According to the Litmus Email Client Market Share, in 2020, Apple iPhone, Apple Mail and Apple iPad accounted for nearly half of all email opens. Lacking these insights will create marketing roadblocks for segmentation and customisation. An unwanted result, despite Apple’s best intentions, could be that subscribers end up getting even more unwanted, impersonal emails as marketers are left with no data regarding inactivity management and engagement-based segmentation.

So, how will marketers adapt smartly to the changing rules to determine follow-up actions like re-engagement campaigns, automated nurture flows, send-time optimisation, real-time personalisation and measuring deliverability?

While Apple’s new privacy protections don’t allow marketers to collect detailed and accurate location information, they do appear to provide country-level and state-level location data. While the new rules don’t permit measuring open rates, it is unlikely that URL tracking methods will be impacted. 

Here’s what experts suggest; 

A dedicated audience for open-rate 

It goes without saying that you need to ensure this is a list of non-Apple users. Use device identification analytics to create an audience of subscribers to test for open rate and all the factors that depend on this metric. Use it as a proxy for overall open rate performance.

Expand how you measure success

Brands need to embrace more subscriber-centric performance metrics such as referral counts, subscriber lifetime value and even employee feedback. Look at a holistic, customer-centric approach, tracking performance metrics that extend beyond emails, such as offline purchases, website visits, account logins, app engagement, and SMS engagement.

Don’t mourn the loss of the open rate for too long; it was weak to begin with. Clicks count for more.
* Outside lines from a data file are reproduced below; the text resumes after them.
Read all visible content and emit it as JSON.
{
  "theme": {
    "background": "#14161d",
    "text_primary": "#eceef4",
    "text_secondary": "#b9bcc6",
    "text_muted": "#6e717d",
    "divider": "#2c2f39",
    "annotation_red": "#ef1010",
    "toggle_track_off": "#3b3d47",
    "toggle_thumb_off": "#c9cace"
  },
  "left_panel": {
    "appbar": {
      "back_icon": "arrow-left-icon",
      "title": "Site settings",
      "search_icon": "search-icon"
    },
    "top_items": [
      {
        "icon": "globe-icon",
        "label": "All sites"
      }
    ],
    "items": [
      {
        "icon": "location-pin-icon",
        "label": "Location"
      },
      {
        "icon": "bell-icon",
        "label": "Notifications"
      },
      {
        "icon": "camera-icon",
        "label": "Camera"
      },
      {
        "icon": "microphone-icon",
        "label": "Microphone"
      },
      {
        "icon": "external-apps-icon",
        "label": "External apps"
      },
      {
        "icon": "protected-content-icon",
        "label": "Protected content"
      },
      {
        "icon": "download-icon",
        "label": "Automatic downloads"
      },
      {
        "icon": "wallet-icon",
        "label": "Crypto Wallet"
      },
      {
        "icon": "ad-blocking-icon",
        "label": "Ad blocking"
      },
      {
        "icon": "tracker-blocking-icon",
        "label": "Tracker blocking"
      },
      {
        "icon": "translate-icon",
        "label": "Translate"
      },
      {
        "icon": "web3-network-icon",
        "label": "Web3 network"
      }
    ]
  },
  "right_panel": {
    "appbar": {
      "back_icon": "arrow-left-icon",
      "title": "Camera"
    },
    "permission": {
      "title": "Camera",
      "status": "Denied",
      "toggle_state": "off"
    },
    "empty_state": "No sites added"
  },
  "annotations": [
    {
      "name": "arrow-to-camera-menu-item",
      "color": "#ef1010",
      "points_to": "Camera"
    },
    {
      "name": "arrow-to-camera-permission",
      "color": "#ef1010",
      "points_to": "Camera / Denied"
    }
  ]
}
It may hit you hard but whether a recipient clicks to update their preferences, enter a sweepstake or claim a discount code will mean more now.

Also Read: A Token of Ad-ppreciation 

Set up a preference centre

Active list churn includes those who opt-out by unsubscribing or reporting your company’s messages as spam. Passive list churn includes those who opt out by ignoring your messages, eventually becoming long-term inactive subscribers. Instead, set up a preference centre that allows customers to clearly express their inclination towards your emails and communication goals. Ask for contact frequency and a range of preferences.

Privacy is increasingly becoming a decision-making factor for consumers to purchase a product or not. Think of it in the same way that organic or cruelty-free labels have driven product sales in the past decade. Prioritise customer data protection to showcase your commitment to transparency when pitching your newsletters and email lists. A proactive approach to privacy and data protection helps organisations increase trust.

Another hot topic among marketers is data deprecation. Brands and marketers who anticipate these trends will be better prepared to quickly make a move and gain ground over competitors.